As I mentioned, I have been trying to make this happen in my own journal (we’ll get to that in a bit), but Everyday.me combined all of my ideas (idea stealers!) into a fancy schmancy app that makes it even easier. All you do is sign into your Facebook, twitter and Instagram accounts and it will pull all of your tweets, status updates and pictures into your Everyday.me journal. Even better, each individual tweet, status update or picture gets its very own, dated entry. But it doesn’t end there. You can additionally create bran new entries and even edit automatically generated ones from your account. Everything is also backed up online and you can search your entries, tag and add emoticons and videos. Oh, and this journal is also accessible from any browser by going to everyday.me. It works splendidly and now pulled entries for me as far back as 5 years. Hundreds of entries are already in my day old Everyday.me journal.

And let me reiterate- Everyday.me is a one way street. It pulls information into this secure journal but nothing goes out to your social networks. Thus you can stay private and still get the added benefit of easier and more full journaling.

Oh, and the first implementation of the automated journaling movement that I am claiming that I started. Okay, maybe not started but I am claiming that I at least coined the phrase and truly started to build the excitement.

So remember when I said I had already started implementing these ideas before Everyday.me had launched (and before I had ever heard about it)? It started a few weeks ago when Iwas introduced to something crazy called IFTTT– or If This Then That.

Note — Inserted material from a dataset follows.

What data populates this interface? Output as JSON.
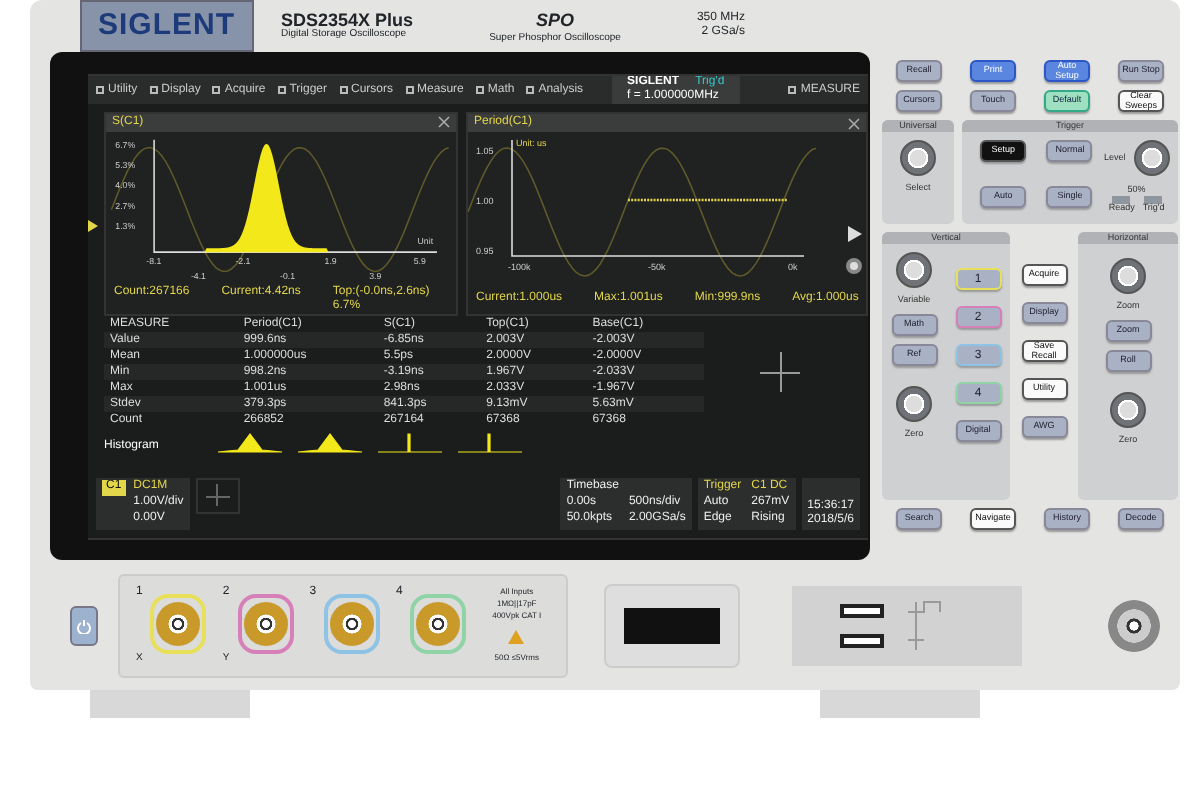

Prepare yourself, it is about to get a bit geeky in here.

IFTTT allows you to connect web services and automate exchanges between them. For example, you can say ‘if CNN tweets #breakingnews, then send me a text message’ or ‘if a friend tags a picture of me in Facebook, then save a copy in Dropbox’.

When I first got started into IFTTT I naturally thought how it could improve my digital journaling. I set up a few ‘recipes’ as they are called and was soon having my tweets and Facebook posts stored in Dropbox along with my Instagram pics (my Instagram). Now that all of these pieces of my digital life were automatically being stored, I could easily copy and past them en masse into my Penzu entries. And for those who say why don’t you just copy and past each individual entry from Facebook or twitter into your journal, I think this is much easier because they are all clumped together.gs me in a Facebook photo, then save a copy in my Dropbox’. Do you see where the If This Then That comes from yet?

Of course Everyday.me makes it easier because it takes care of that step of copy and pasting into entries. A trick that Penzu can pull off is a handy email address that automatically creates entries with anything that you send at it. With this email address and IFTTT I can also have emails from certain people automatically be turned into entries (especially emails that I send which are very similar to journal entries).

Do these automations excite anyone else or is it just me?

Now if you will excuse me while I go trademark ‘Automated Journaling Movement’.

Editors note: Momento has also implemented some of these features allowing you to pull from your social media accounts but it wasn’t as automated when I tried it nor nearly as smooth.

Editors note 2: Fate is on our side, my friends. On the very same day that this post went live, LIfehacker also wrote a fantastic piece on how to use IFTTT with Evernote to make an automated journal. Journaling will never be the same! [some sarcasm]